Ralph wanted to pretend that the boys were still civilized schoolboys, “Daylight might have answered yes; but darkness and the horrors of death said no.” The contrast between light and dark shows how all the violence takes place during the night where their embarrassment of their violent actions are hidden by a veil of shadow. The author implies that most of the …show more content…
A cat’s attack usually involves wildly scratching the opponent and they usually cause the opponent to bleed. Ralph’s wild attack implies that he was desperate and acting civilized would only get him killed because the savages were beyond negotiation.
In the blue sky, a “blanket of smoke” was approaching. This smoke came from the fire and is growing out of control. This gives the reader a mood of excitement as they wonder if Ralph will survive the savages and the pernicious fire. The author implies that the savages were too focused on Ralph to pay attention to their fire in castle rock.
Jack’s fire had attracted the attention of the Navy as “a naval officer stood on the sand.” Jack only cared about meat but the unmonitored fire had grown big enough to cause a rescue boat to arrive. Jack’s obsession with killing Ralph ironically allowed the boys to rescue. Golding implies that even though they had different uses for the fire, the fire ended up satisfying both Ralph and Jack.

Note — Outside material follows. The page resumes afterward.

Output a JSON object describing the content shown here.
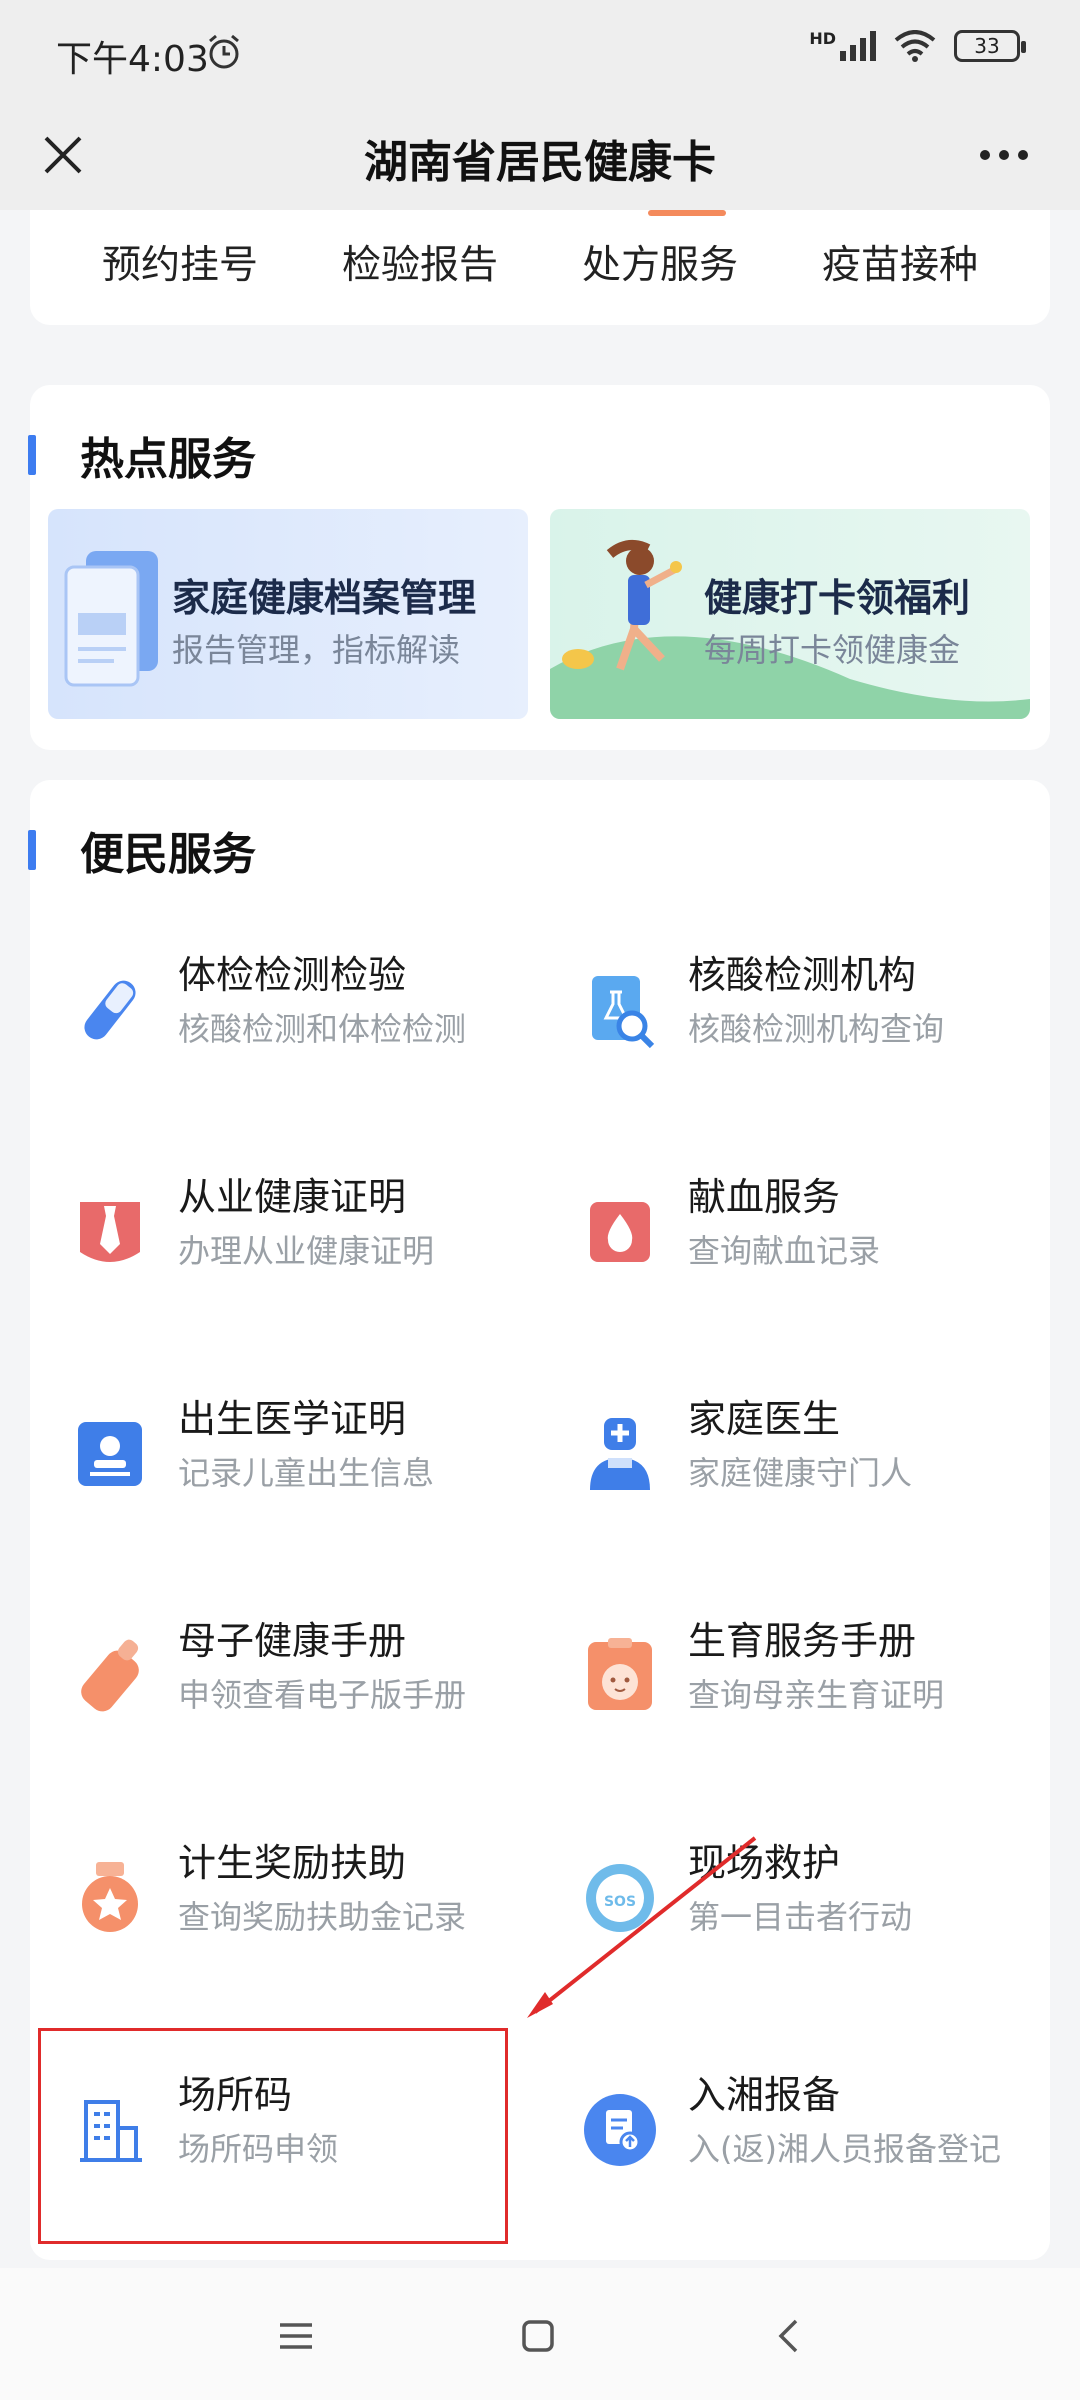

When the officer asks who the boss was, Ralph claimed he was and Jack “started forward, then changed his mind and stood still.” Jack realized he failed at being the chief because in the end Ralph still reached his goal when Ralph wasn’t chief. The author implies that Jack respects Ralph for surviving against all the savages